  • It can specify systems in an implementation-independent manner
  • 10-20% of the constructs are used 80-90% of the time
  • Structural modeling specifies a skeleton that can be refined and extended with additional structure and behavior
  • Use case modeling specifies the functional requirements of system in an object-oriented manner

Introduction to UML

preview next tutorial
Preview - Next Tutorial
  • Behavioral Modeling with UML
    • Behavioral modeling overview
    • Interactions
    • Collaborations
    • Statecharts
    • Activity Graphs

Introduction to UML

references
References
  • OMG UML Specification v. 1.3, OMG doc# ad/06-08-99
  • [Kobryn 99] UML 2001: A Standardization Odyssey, Communications of the ACM, Oct. 1999.
  • [Kobryn 00] “Modeling CORBA Applications with UML,” chapter contribution to [Siegel 00] CORBA 3 Fundamentals and Programming (2nd ed.), Wiley, 2000.
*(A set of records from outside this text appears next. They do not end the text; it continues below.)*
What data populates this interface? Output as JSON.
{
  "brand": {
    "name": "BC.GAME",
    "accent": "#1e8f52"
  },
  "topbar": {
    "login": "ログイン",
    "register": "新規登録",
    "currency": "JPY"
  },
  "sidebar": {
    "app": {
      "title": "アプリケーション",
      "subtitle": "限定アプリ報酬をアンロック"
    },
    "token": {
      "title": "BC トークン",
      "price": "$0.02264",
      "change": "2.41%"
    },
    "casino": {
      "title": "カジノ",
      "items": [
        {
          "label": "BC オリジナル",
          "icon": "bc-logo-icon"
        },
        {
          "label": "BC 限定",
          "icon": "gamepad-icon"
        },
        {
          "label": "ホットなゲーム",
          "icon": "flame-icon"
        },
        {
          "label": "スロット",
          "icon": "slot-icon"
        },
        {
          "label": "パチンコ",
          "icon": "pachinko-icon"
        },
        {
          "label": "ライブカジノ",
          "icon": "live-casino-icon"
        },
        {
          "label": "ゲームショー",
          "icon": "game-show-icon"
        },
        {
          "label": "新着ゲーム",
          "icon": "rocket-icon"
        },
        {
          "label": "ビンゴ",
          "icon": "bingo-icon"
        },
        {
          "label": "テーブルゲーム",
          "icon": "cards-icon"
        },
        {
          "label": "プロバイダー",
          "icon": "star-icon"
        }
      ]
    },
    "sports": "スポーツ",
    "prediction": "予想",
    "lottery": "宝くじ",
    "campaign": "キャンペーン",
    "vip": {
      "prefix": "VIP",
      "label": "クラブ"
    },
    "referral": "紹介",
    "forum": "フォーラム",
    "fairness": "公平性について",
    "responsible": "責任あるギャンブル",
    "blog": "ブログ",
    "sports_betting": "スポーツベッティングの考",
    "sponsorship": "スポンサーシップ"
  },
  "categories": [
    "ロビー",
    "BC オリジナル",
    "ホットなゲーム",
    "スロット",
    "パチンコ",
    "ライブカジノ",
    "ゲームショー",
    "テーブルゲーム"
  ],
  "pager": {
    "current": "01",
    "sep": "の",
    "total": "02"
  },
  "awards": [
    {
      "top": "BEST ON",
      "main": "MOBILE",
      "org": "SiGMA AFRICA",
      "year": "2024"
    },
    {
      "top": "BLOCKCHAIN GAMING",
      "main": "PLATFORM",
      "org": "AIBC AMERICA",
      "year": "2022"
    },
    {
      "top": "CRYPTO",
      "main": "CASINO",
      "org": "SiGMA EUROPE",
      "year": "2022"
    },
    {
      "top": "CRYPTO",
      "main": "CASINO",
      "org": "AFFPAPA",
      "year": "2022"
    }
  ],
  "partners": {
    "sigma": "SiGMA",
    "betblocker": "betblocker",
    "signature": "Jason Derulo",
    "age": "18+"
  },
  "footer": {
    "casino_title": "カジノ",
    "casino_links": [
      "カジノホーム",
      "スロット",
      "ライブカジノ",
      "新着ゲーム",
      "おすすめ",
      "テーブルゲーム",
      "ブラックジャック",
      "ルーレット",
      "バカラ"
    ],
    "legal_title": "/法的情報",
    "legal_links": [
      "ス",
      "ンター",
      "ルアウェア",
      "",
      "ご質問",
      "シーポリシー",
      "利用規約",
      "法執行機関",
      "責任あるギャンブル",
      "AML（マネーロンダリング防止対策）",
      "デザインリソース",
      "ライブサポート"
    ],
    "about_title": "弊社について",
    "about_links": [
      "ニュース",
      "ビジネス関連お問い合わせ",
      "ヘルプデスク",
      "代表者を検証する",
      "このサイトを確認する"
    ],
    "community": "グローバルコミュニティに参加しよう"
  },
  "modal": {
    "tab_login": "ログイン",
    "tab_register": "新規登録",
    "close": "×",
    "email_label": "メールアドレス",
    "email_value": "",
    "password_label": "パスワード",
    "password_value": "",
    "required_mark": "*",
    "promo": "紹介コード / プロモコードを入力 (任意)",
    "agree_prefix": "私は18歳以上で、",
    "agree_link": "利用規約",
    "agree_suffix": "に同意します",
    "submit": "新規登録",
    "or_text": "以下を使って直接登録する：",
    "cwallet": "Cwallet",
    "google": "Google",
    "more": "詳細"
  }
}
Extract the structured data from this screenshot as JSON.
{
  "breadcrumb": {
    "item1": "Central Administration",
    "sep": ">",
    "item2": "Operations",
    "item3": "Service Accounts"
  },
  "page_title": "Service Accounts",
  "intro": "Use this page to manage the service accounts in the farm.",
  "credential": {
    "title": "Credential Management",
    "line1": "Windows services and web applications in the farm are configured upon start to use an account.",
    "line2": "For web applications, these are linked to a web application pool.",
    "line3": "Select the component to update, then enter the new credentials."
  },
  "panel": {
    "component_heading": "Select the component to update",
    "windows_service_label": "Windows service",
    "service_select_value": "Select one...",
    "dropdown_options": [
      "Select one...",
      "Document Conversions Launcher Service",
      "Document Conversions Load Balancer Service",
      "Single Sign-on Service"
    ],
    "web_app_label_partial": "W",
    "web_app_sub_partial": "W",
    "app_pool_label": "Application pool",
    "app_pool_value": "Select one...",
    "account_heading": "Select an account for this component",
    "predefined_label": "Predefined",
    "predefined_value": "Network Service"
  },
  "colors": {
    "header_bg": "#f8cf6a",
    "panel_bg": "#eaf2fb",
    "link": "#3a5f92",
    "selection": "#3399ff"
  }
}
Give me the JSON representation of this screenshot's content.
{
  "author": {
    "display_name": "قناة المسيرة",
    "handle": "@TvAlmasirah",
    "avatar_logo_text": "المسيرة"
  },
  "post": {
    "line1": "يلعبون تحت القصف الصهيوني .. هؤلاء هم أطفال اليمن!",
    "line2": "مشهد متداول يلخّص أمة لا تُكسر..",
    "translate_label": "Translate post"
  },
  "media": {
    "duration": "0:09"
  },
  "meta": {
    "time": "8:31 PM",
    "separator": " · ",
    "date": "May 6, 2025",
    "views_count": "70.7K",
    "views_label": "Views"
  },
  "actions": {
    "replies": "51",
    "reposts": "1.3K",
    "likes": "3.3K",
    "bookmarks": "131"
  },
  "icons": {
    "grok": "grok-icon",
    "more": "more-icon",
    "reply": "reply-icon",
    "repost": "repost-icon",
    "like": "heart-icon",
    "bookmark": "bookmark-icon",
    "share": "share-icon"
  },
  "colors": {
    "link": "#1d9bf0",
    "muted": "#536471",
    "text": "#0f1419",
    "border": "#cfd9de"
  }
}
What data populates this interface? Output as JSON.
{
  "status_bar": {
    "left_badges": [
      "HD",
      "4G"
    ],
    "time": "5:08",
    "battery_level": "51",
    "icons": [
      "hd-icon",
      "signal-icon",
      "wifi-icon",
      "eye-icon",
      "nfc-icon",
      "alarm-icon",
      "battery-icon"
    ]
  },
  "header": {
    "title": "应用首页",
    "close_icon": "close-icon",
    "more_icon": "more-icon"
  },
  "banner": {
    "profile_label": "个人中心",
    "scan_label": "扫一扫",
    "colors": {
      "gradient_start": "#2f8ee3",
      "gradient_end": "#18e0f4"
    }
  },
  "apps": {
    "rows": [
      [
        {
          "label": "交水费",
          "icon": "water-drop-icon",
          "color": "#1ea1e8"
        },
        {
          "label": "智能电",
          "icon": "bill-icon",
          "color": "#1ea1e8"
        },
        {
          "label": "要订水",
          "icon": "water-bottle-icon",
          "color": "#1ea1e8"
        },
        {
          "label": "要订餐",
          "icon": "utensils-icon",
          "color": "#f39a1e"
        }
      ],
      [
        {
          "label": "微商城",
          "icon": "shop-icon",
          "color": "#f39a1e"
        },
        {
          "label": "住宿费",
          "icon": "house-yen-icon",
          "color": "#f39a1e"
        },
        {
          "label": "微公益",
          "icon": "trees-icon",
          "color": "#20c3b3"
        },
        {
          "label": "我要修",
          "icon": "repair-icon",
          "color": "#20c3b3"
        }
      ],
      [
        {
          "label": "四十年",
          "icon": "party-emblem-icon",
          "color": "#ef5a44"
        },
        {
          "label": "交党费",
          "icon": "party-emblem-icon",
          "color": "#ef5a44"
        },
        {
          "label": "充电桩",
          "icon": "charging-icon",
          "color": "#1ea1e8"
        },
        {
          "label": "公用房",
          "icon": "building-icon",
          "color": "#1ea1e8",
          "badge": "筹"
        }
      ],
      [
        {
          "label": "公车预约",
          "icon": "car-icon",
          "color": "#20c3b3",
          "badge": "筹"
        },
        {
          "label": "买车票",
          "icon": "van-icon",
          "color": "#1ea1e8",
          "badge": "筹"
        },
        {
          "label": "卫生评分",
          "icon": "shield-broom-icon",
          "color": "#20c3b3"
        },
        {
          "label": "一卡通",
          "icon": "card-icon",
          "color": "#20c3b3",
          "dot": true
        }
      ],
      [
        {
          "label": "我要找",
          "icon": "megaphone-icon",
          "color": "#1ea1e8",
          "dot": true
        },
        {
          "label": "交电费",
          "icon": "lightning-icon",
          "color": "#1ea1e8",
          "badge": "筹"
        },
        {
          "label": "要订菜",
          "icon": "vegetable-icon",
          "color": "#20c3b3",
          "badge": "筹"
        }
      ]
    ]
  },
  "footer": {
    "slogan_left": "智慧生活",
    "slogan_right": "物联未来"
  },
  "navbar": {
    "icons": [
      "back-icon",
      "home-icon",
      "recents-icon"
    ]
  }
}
Introduction to UML

further info
Further Info
  • Web:
    • UML 1.4 RTF: www.celigent.com/omg/umlrtf
    • OMG UML Tutorials: www.celigent.com/omg/umlrtf/tutorials.htm
    • UML 2.0 Working Group: www.celigent.com/omg/adptf/wgs/uml2wg.htm
    • OMG UML Resources: www.omg.org/uml/
  • Email
    • uml-rtf@omg.org
    • ckobryn@acm.org
  • Conferences & workshops
    • UML World 2001, location and dates TBA
    • UML 2001, Toronto, Canada, Oct. 2001
    • OMG UML Workshop 2001, , location and dates TBA

Introduction to UML